Pilots should plan to land straight ahead when conducting an emergency landing following an engine failure or power loss at low height, a new ATSB investigaton reinforces.
One passenger was fatally injured and two other passengers and the pilot were seriously injured when a Cessna 172 operating a passenger charter flight suffered a total power loss at a height of about 60 feet while assessing a beach landing area to ensure it was suitable for a planned landing.
After conducting initial engine checks, the pilot had elected to conduct a “significant” left turn to the beach, the investigation into the 10 January 2017 accident at Middle Island, Queensland, established. During the continued turn, the aircraft impacted the beach with little or no control and at a significant descent rate.
Despite a detailed inspection of the engine and related systems, the ATSB was unable to identify the reason for the loss of engine power.
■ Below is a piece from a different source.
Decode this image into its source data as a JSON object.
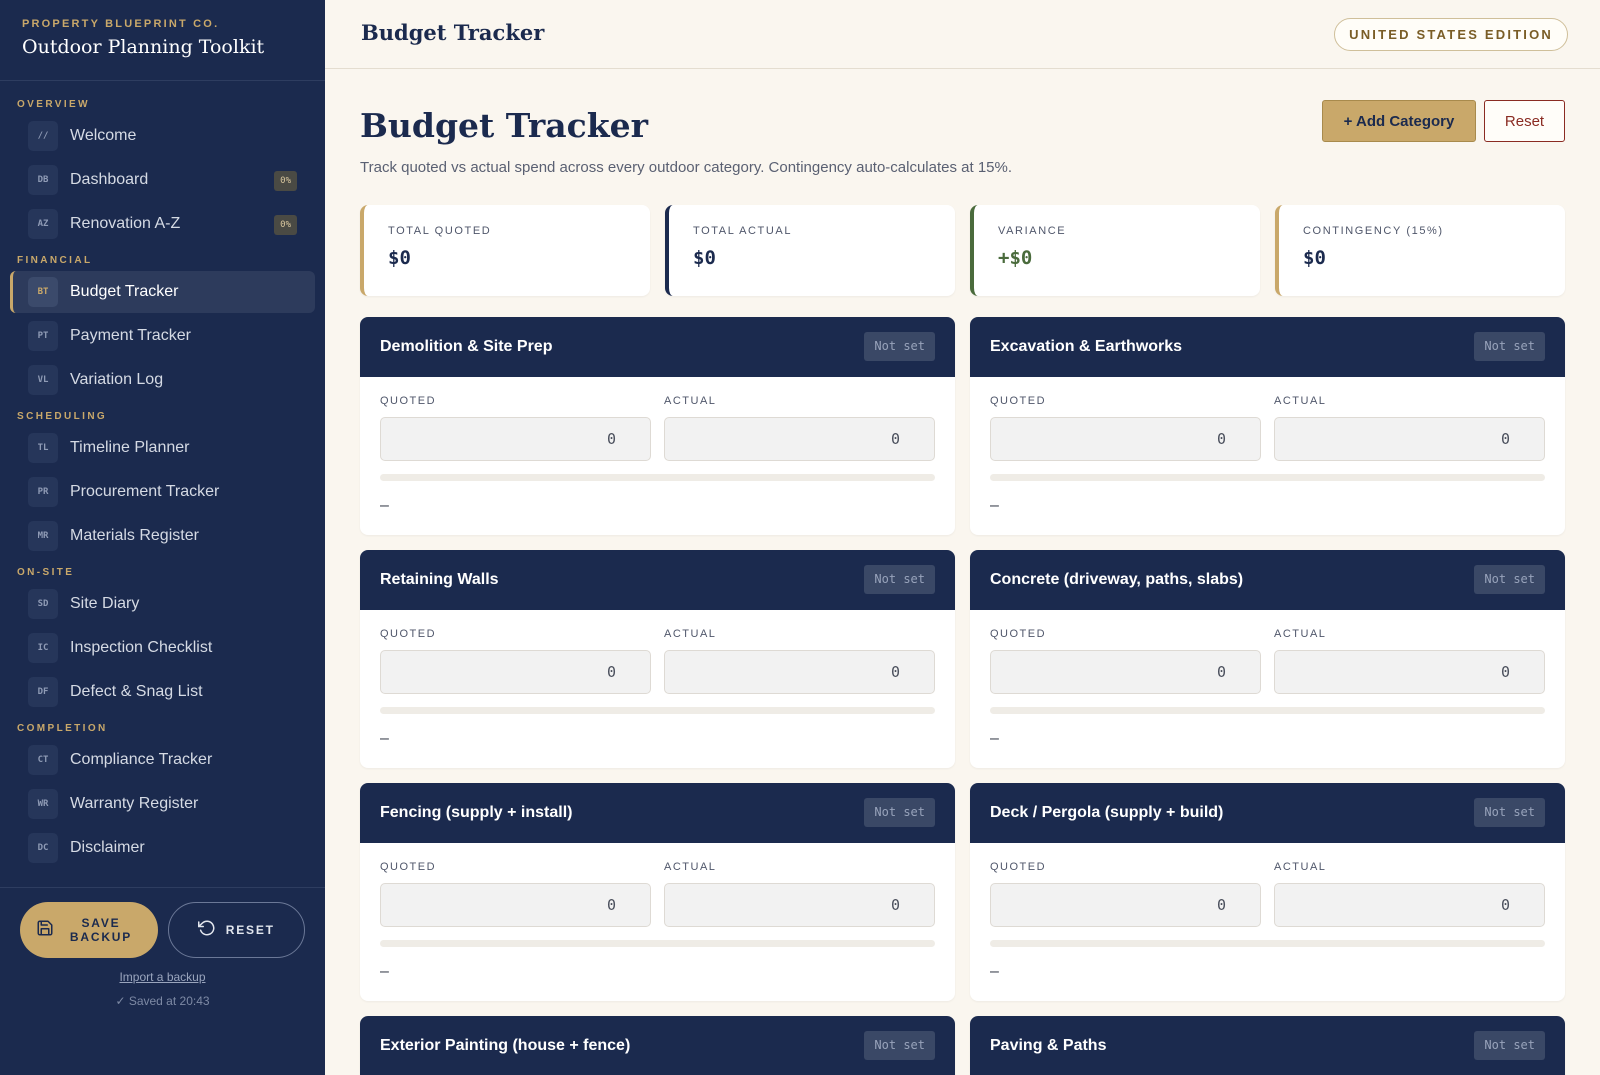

Nevertheless, the ATSB found that the operator’s procedures and practices for conducting airborne inspections of the Middle Island aeroplane landing area (ALA) did not effectively manage the risk of an engine failure or power loss when at a low height.
The operator’s inspections were generally flown at 50-100 feet above sea level while flying at normal cruise speed towards an area of water at the end of the beach, with no planned consideration of what to do in the event of an emergency.
Regardless of the reasons why it occurred, an engine failure or power loss should not necessarily lead to very serious consequences, even in a single-engine aircraft.
“This tragic accident reinforces standard pilot training and guidance that, following an engine power loss at a low height, an emergency landing should, in most cases, be planned straight ahead with only small changes in direction to avoid obstructions,” ATSB Chief Commissioner Greg Hood said.
“Operators and pilots should review their flight procedures to ensure that straight-ahead emergency landings are possible when their aircraft are at a low height. If such landings are not possible, then the suitability of the flight should be evaluated.”
Mr Hood also stressed that operators and pilots that conduct airborne inspections of landing areas should also ensure that the risk of an engine failure or power loss is considered when planning and conducting such inspections at a low height, particularly when below 500 feet.
“Regardless of the reasons why it occurred, an engine power loss should not necessarily lead to catastrophic consequences, even in a single-engine aircraft.”
All options facing the pilot after the power loss were likely to result in at least some level of damage and/or injury, the investigation noted. However, the option likely to result in the least damage or injury was to land the aircraft ahead on the remainder of the beach heading north.
The investigation also found a number of other issues with the operator’s activities, although these were not found to be contributing factors to this accident.
These included under-recording of aircraft flight hours, the aircraft being overweight for the accident flight with baggage and supplies not effectively secured, issues with the operator’s calculations of weight and balance, and the conduct of near-aerobatic manoeuvres during passenger charter flights with limited controls in place to manage the risk of such manoeuvres.
“Broadly speaking, the operator had no effective assurance mechanisms in place to regularly and independently review the suitability of its activities,” Mr Hood said.
The accident also identified a number of issues regarding occupant survivability, including the lack of upper torso restraints (seatbelts) for rear seat passengers, not briefing passengers on the brace position and the non-carriage of life jackets. It also found further scope for the Civil Aviation Safety Authority (CASA) to improve its surveillance activities of small operators.Last update 14 November 2019